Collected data

###

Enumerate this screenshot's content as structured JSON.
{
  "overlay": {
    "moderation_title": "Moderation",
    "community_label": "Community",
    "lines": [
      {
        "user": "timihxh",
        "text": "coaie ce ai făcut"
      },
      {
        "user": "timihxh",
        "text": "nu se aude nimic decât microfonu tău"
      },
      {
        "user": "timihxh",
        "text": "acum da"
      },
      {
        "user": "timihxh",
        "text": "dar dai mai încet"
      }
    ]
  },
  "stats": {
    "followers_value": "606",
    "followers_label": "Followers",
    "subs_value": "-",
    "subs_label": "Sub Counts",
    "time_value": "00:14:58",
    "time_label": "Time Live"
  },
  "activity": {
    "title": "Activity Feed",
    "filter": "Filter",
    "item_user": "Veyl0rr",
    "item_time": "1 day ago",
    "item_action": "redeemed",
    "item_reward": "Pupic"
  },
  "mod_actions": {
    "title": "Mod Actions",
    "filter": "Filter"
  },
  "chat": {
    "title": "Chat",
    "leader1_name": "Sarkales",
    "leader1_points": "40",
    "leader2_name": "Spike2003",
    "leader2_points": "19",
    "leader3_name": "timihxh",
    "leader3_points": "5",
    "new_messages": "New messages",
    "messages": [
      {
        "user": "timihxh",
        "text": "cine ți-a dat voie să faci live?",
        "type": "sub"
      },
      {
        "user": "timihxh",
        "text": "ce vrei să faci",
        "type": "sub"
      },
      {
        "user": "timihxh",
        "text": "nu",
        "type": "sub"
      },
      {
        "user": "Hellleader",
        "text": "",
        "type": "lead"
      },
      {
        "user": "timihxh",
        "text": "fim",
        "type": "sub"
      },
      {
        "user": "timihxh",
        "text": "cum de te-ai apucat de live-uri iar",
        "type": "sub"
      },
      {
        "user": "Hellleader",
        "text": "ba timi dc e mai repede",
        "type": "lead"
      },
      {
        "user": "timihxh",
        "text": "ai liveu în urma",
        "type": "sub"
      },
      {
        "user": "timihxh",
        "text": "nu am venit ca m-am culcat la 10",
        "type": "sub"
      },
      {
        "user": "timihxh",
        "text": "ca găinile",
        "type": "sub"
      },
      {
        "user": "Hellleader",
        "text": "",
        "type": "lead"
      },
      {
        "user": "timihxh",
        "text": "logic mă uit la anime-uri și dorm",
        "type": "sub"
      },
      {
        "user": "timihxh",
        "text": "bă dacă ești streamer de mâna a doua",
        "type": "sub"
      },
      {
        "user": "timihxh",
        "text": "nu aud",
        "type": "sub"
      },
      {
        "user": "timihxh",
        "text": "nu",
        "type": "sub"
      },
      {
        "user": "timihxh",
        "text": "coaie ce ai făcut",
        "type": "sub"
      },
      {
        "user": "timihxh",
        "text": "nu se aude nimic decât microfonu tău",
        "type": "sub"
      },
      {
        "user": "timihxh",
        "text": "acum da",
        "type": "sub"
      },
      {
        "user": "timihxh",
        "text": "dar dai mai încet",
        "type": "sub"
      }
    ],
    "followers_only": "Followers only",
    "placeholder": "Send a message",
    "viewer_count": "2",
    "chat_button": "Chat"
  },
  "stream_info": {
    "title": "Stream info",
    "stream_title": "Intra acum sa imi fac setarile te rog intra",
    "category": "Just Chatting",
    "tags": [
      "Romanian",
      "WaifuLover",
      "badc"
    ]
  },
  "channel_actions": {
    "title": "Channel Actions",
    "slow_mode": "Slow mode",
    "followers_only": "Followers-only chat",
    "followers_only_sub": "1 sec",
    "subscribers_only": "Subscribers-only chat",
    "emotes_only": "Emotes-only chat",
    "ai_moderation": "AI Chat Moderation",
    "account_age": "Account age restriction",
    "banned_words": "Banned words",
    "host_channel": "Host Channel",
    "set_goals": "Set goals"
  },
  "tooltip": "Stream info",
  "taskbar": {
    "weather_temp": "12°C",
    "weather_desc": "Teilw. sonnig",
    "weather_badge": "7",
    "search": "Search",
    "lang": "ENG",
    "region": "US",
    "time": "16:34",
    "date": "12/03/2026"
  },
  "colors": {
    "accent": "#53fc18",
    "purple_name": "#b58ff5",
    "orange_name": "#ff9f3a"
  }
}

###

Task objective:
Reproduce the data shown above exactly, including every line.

Written reply:
Enumerate this screenshot's content as structured JSON.
{
  "overlay": {
    "moderation_title": "Moderation",
    "community_label": "Community",
    "lines": [
      {
        "user": "timihxh",
        "text": "coaie ce ai făcut"
      },
      {
        "user": "timihxh",
        "text": "nu se aude nimic decât microfonu tău"
      },
      {
        "user": "timihxh",
        "text": "acum da"
      },
      {
        "user": "timihxh",
        "text": "dar dai mai încet"
      }
    ]
  },
  "stats": {
    "followers_value": "606",
    "followers_label": "Followers",
    "subs_value": "-",
    "subs_label": "Sub Counts",
    "time_value": "00:14:58",
    "time_label": "Time Live"
  },
  "activity": {
    "title": "Activity Feed",
    "filter": "Filter",
    "item_user": "Veyl0rr",
    "item_time": "1 day ago",
    "item_action": "redeemed",
    "item_reward": "Pupic"
  },
  "mod_actions": {
    "title": "Mod Actions",
    "filter": "Filter"
  },
  "chat": {
    "title": "Chat",
    "leader1_name": "Sarkales",
    "leader1_points": "40",
    "leader2_name": "Spike2003",
    "leader2_points": "19",
    "leader3_name": "timihxh",
    "leader3_points": "5",
    "new_messages": "New messages",
    "messages": [
      {
        "user": "timihxh",
        "text": "cine ți-a dat voie să faci live?",
        "type": "sub"
      },
      {
        "user": "timihxh",
        "text": "ce vrei să faci",
        "type": "sub"
      },
      {
        "user": "timihxh",
        "text": "nu",
        "type": "sub"
      },
      {
        "user": "Hellleader",
        "text": "",
        "type": "lead"
      },
      {
        "user": "timihxh",
        "text": "fim",
        "type": "sub"
      },
      {
        "user": "timihxh",
        "text": "cum de te-ai apucat de live-uri iar",
        "type": "sub"
      },
      {
        "user": "Hellleader",
        "text": "ba timi dc e mai repede",
        "type": "lead"
      },
      {
        "user": "timihxh",
        "text": "ai liveu în urma",
        "type": "sub"
      },
      {
        "user": "timihxh",
        "text": "nu am venit ca m-am culcat la 10",
        "type": "sub"
      },
      {
        "user": "timihxh",
        "text": "ca găinile",
        "type": "sub"
      },
      {
        "user": "Hellleader",
        "text": "",
        "type": "lead"
      },
      {
        "user": "timihxh",
        "text": "logic mă uit la anime-uri și dorm",
        "type": "sub"
      },
      {
        "user": "timihxh",
        "text": "bă dacă ești streamer de mâna a doua",
        "type": "sub"
      },
      {
        "user": "timihxh",
        "text": "nu aud",
        "type": "sub"
      },
      {
        "user": "timihxh",
        "text": "nu",
        "type": "sub"
      },
      {
        "user": "timihxh",
        "text": "coaie ce ai făcut",
        "type": "sub"
      },
      {
        "user": "timihxh",
        "text": "nu se aude nimic decât microfonu tău",
        "type": "sub"
      },
      {
        "user": "timihxh",
        "text": "acum da",
        "type": "sub"
      },
      {
        "user": "timihxh",
        "text": "dar dai mai încet",
        "type": "sub"
      }
    ],
    "followers_only": "Followers only",
    "placeholder": "Send a message",
    "viewer_count": "2",
    "chat_button": "Chat"
  },
  "stream_info": {
    "title": "Stream info",
    "stream_title": "Intra acum sa imi fac setarile te rog intra",
    "category": "Just Chatting",
    "tags": [
      "Romanian",
      "WaifuLover",
      "badc"
    ]
  },
  "channel_actions": {
    "title": "Channel Actions",
    "slow_mode": "Slow mode",
    "followers_only": "Followers-only chat",
    "followers_only_sub": "1 sec",
    "subscribers_only": "Subscribers-only chat",
    "emotes_only": "Emotes-only chat",
    "ai_moderation": "AI Chat Moderation",
    "account_age": "Account age restriction",
    "banned_words": "Banned words",
    "host_channel": "Host Channel",
    "set_goals": "Set goals"
  },
  "tooltip": "Stream info",
  "taskbar": {
    "weather_temp": "12°C",
    "weather_desc": "Teilw. sonnig",
    "weather_badge": "7",
    "search": "Search",
    "lang": "ENG",
    "region": "US",
    "time": "16:34",
    "date": "12/03/2026"
  },
  "colors": {
    "accent": "#53fc18",
    "purple_name": "#b58ff5",
    "orange_name": "#ff9f3a"
  }
}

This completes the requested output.